President Barack Obama would make tax credits for college expenses permanent and expand Pell grants for students from lower-earning families. The Republican team of Mitt Romney and Paul Ryan would emphasize the need to curb rising tuitions and federal education spending that are burdening families and the government.
The different approaches to coping with growing college costs highlight one way that Obama and the GOP ticket are competing for young voters. This important group leaned heavily toward Obama in 2008 and still prefers him, according to polls, though less decisively.
Tuitions and fees for four-year public colleges grew by 72 percent above inflation over the past decade, averaging $8,244 last year, according to the College Board, which represents more than 6,000 schools. Student loan debt in the U.S. has hit $914 billion; the average borrower owes more than $24,000, the Federal Reserve Bank of New York says.

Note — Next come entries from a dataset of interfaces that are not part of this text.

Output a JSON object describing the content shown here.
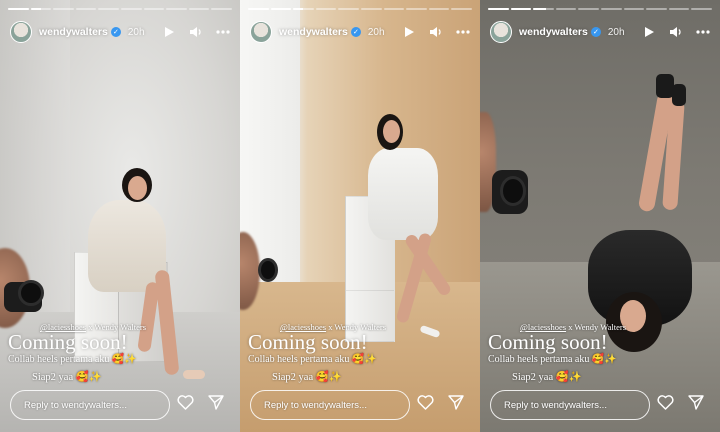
{
  "stories": [
    {
      "progress": [
        1,
        0.5,
        0,
        0,
        0,
        0,
        0,
        0,
        0,
        0
      ],
      "username": "wendywalters",
      "time": "20h",
      "mention_handle": "@laciesshoes",
      "mention_rest": " x Wendy Walters",
      "headline": "Coming soon!",
      "line1": "Collab heels pertama aku 🥰✨",
      "line2": "Siap2 yaa 🥰✨",
      "reply_placeholder": "Reply to wendywalters..."
    },
    {
      "progress": [
        1,
        1,
        0.5,
        0,
        0,
        0,
        0,
        0,
        0,
        0
      ],
      "username": "wendywalters",
      "time": "20h",
      "mention_handle": "@laciesshoes",
      "mention_rest": " x Wendy Walters",
      "headline": "Coming soon!",
      "line1": "Collab heels pertama aku 🥰✨",
      "line2": "Siap2 yaa 🥰✨",
      "reply_placeholder": "Reply to wendywalters..."
    },
    {
      "progress": [
        1,
        1,
        0.6,
        0,
        0,
        0,
        0,
        0,
        0,
        0
      ],
      "username": "wendywalters",
      "time": "20h",
      "mention_handle": "@laciesshoes",
      "mention_rest": " x Wendy Walters",
      "headline": "Coming soon!",
      "line1": "Collab heels pertama aku 🥰✨",
      "line2": "Siap2 yaa 🥰✨",
      "reply_placeholder": "Reply to wendywalters..."
    }
  ],
  "icons": {
    "play": "play-icon",
    "sound": "volume-icon",
    "more": "more-icon",
    "like": "heart-icon",
    "share": "send-icon",
    "verified": "verified-badge-icon"
  },
  "colors": {
    "verified": "#3897f0",
    "text": "#ffffff"
  }
}
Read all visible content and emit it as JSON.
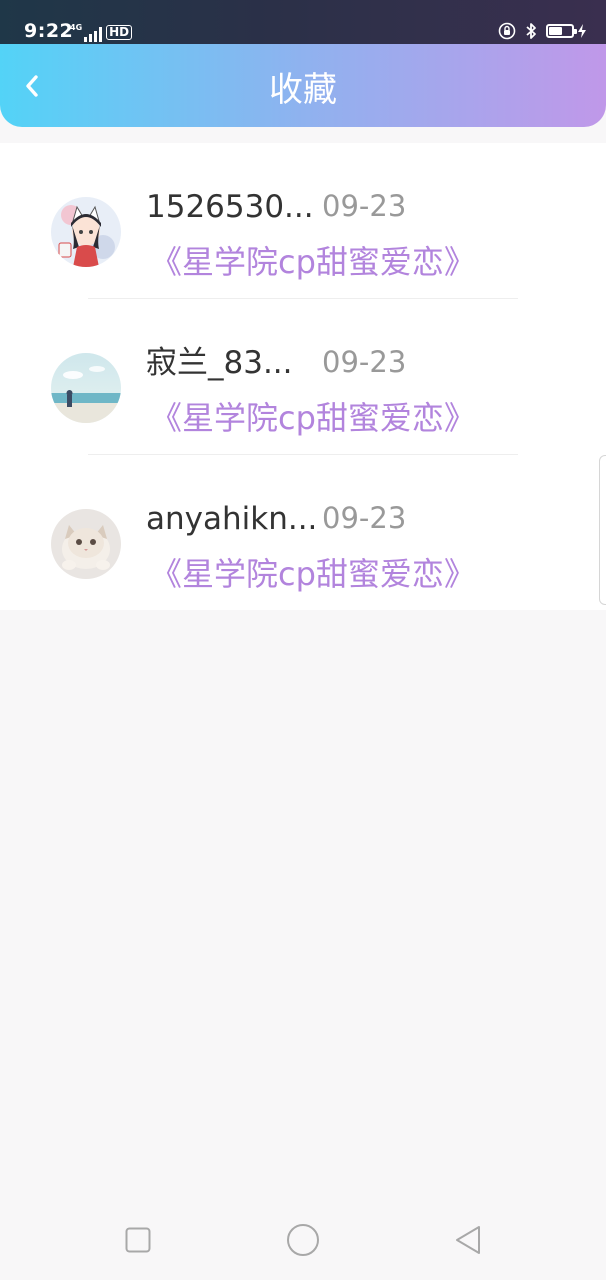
{
  "status_bar": {
    "time": "9:22",
    "network_type": "4G",
    "hd_label": "HD",
    "battery_level": 0.6
  },
  "header": {
    "back_icon": "chevron-left-icon",
    "title": "收藏"
  },
  "favorites": [
    {
      "user_name": "1526530...",
      "date": "09-23",
      "work_title": "《星学院cp甜蜜爱恋》",
      "avatar": "anime-girl-avatar"
    },
    {
      "user_name": "寂兰_83...",
      "date": "09-23",
      "work_title": "《星学院cp甜蜜爱恋》",
      "avatar": "beach-scene-avatar"
    },
    {
      "user_name": "anyahikn...",
      "date": "09-23",
      "work_title": "《星学院cp甜蜜爱恋》",
      "avatar": "kitten-avatar"
    }
  ],
  "nav_bar": {
    "buttons": [
      "square-recents-icon",
      "circle-home-icon",
      "triangle-back-icon"
    ]
  },
  "colors": {
    "header_gradient_start": "#53d3f7",
    "header_gradient_end": "#c098e9",
    "work_title": "#b284dd",
    "date": "#999999",
    "name": "#333333"
  }
}
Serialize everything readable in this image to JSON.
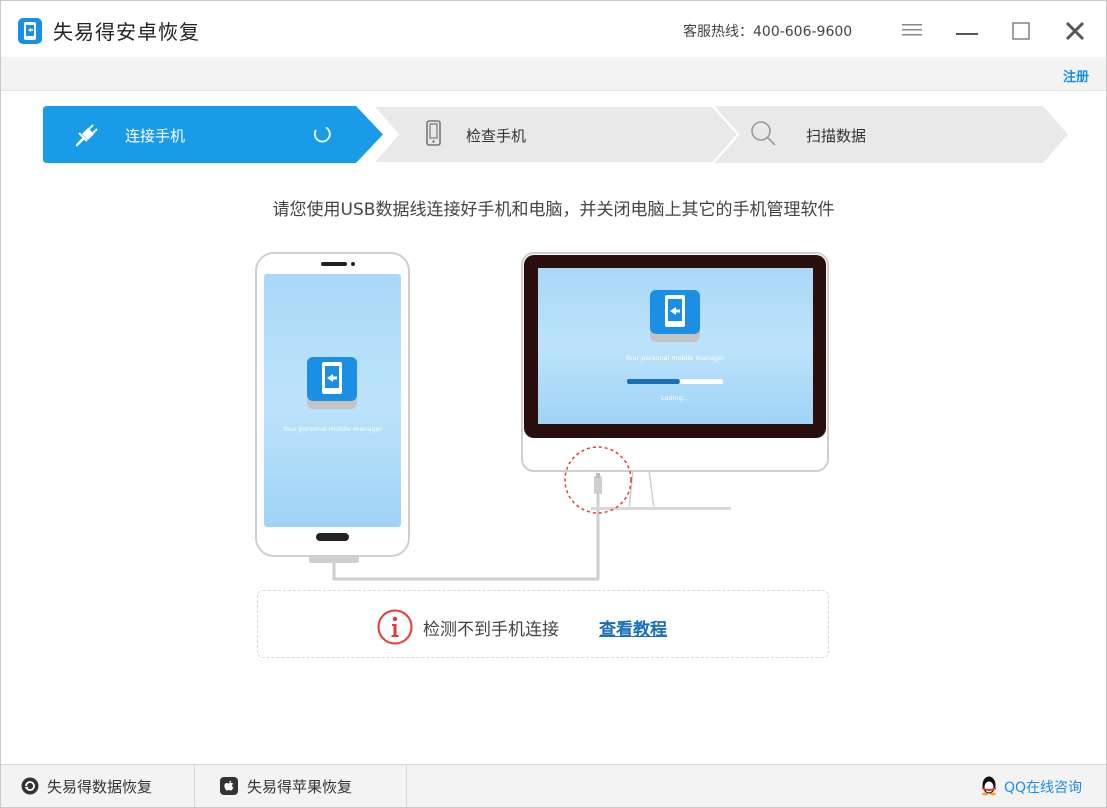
{
  "window": {
    "title": "失易得安卓恢复",
    "hotline": "客服热线：400-606-9600"
  },
  "toolbar": {
    "register_label": "注册"
  },
  "steps": [
    {
      "label": "连接手机",
      "icon": "plug-icon",
      "active": true
    },
    {
      "label": "检查手机",
      "icon": "phone-icon",
      "active": false
    },
    {
      "label": "扫描数据",
      "icon": "search-icon",
      "active": false
    }
  ],
  "main": {
    "instruction": "请您使用USB数据线连接好手机和电脑，并关闭电脑上其它的手机管理软件",
    "phone_caption": "Your personal mobile manager",
    "monitor_caption": "Your personal mobile manager",
    "monitor_loading": "Loding...",
    "monitor_progress": 0.55,
    "status_text": "检测不到手机连接",
    "tutorial_link": "查看教程"
  },
  "bottom": {
    "tabs": [
      {
        "label": "失易得数据恢复",
        "icon": "data-recovery-icon"
      },
      {
        "label": "失易得苹果恢复",
        "icon": "apple-icon"
      }
    ],
    "qq_label": "QQ在线咨询"
  },
  "colors": {
    "accent": "#1a8fe3",
    "step_inactive": "#e8e8e8",
    "error": "#e53935"
  }
}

Democrats are sure to reach for the college vote at the party's national convention in Charlotte, N.C., a week after Obama spoke to students in university towns in Virginia, Colorado and Iowa. Romney was counting on his youngest son, Craig, and the 42-year-old Ryan to court young supporters.